  10. ^ Ḡozz at Encyclopædia Iranica
  11. ^ Cheng 2012, p. 83.
  12. ^ Cheng 2012, p. 86.
  13. ^ Gao Yang, "The Origin of the Turks and the Turkish Khanate", X. Türk Tarih Kongresi: Ankara 22 – 26 Eylül 1986, Kongreye Sunulan Bildiriler, V. Cilt, Türk Tarih Kurumu, 1991, s. 731. (in English)
  14. ^ Barfield 1989, p. 150.
  15. ^ Golden 1992, p. 244-246.
  16. ^ Golden 1992, p. 233-238.
  17. ^ Golden 1992, p. 176-183.
  18. ^ Asimov 1988, p. 33.
  19. ^ Bregel 2003, p. 16.
  20. ^ Golden 1992, p. 198-199.
  21. ^ Golden 1992, p. 264-268.
  22. ^ Golden 1992, p. 205-206.
  23. ^ Golden 1992, p. 207.
  24. ^ Golden 1992, p. 209-211.
  25. ^ Golden 1992, p. 270-272.
  26. ^ Golden 1992, p. 274.
  27. ^ Golden, Peter B. (2006) "Cumanica V: The Basmıls and the Qıpčaks" in Archivum Eurasiae Medii Aevi 15. p. 16-24
  28. ^ Golden 1992, p. 204-205.

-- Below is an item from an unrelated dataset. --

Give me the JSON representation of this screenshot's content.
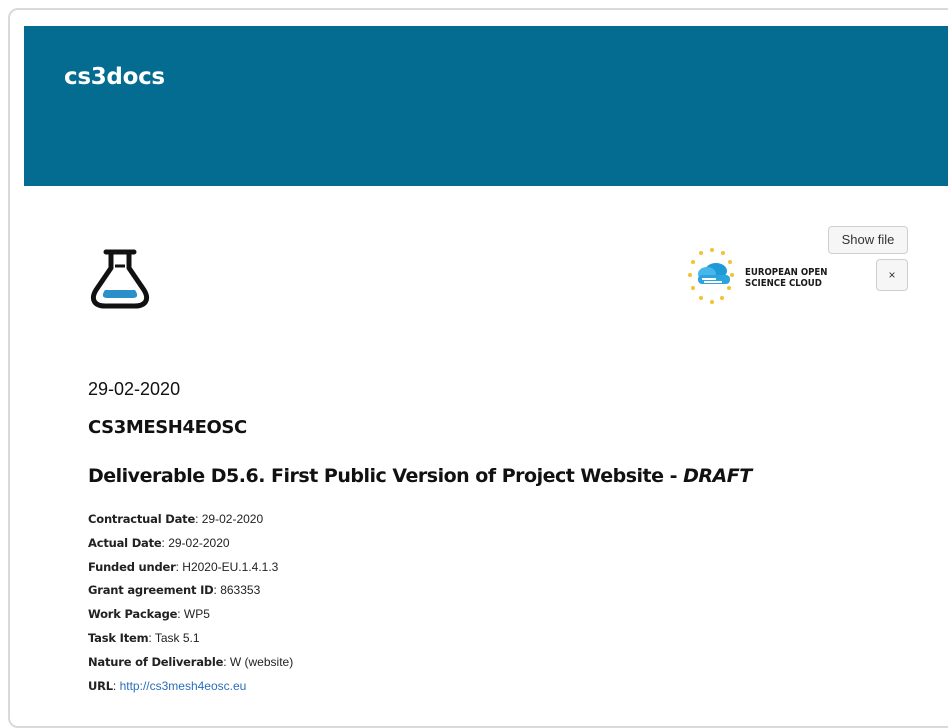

  • Barfield, Thomas (1989), The Perilous Frontier: Nomadic Empires and China, Basil Blackwell
  • Findley, Carter Vaughnm, The Turks in World History, Oxford University Press: Oxford (2005).
  • Golden, Peter B. (1992), An Introduction to the History of the Turkic Peoples
  • Holster, Charles Warren, The Turks of Central Asia Praeger: Westport, Connecticut (1993).
  • Sinor, Denis (1990). "The Hun Period". In Sinor, Denis (ed.). The Cambridge history of early Inner Asi a (1st. publ. ed.). Cambridge [u.a.]: Cambridge Univ. Press. pp. 177–203. ISBN 9780521243049.

External links[edit]